→ Assigned task
Take every line from the entries below that includes the word "mnemonic" and copy it.

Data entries
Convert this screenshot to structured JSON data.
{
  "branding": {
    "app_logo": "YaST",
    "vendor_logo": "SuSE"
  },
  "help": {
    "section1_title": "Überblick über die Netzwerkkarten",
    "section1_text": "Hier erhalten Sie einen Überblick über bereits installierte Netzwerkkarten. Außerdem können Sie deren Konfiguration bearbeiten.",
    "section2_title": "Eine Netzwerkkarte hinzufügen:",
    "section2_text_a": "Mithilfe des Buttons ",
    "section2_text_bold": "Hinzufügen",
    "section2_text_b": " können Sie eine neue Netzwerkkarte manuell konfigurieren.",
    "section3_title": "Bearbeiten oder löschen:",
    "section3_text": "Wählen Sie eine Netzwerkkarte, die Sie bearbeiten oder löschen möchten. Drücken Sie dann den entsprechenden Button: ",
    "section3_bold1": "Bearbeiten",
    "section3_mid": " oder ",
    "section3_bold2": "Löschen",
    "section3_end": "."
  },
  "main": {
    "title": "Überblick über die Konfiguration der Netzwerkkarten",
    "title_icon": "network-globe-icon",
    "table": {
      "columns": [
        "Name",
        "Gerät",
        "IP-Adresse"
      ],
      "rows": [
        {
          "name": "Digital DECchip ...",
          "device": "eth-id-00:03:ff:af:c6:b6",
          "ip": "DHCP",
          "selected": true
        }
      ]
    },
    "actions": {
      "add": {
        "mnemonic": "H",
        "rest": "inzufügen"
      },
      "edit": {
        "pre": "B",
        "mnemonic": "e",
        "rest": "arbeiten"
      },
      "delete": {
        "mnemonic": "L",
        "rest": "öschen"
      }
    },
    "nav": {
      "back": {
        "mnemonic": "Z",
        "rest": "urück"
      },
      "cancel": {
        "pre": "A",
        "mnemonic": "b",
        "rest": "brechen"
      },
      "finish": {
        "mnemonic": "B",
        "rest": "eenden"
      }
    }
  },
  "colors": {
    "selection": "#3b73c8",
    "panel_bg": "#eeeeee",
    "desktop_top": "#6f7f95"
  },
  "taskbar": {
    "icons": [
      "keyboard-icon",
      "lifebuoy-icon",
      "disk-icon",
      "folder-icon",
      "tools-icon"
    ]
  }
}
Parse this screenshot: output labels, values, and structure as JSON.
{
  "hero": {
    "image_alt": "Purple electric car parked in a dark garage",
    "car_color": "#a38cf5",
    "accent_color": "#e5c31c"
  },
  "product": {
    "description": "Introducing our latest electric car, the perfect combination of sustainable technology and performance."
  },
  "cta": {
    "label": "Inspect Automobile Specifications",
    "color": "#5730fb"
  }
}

→ Your response
        "mnemonic": "H",
        "mnemonic": "e",
        "mnemonic": "L",
        "mnemonic": "Z",
        "mnemonic": "b",
        "mnemonic": "B",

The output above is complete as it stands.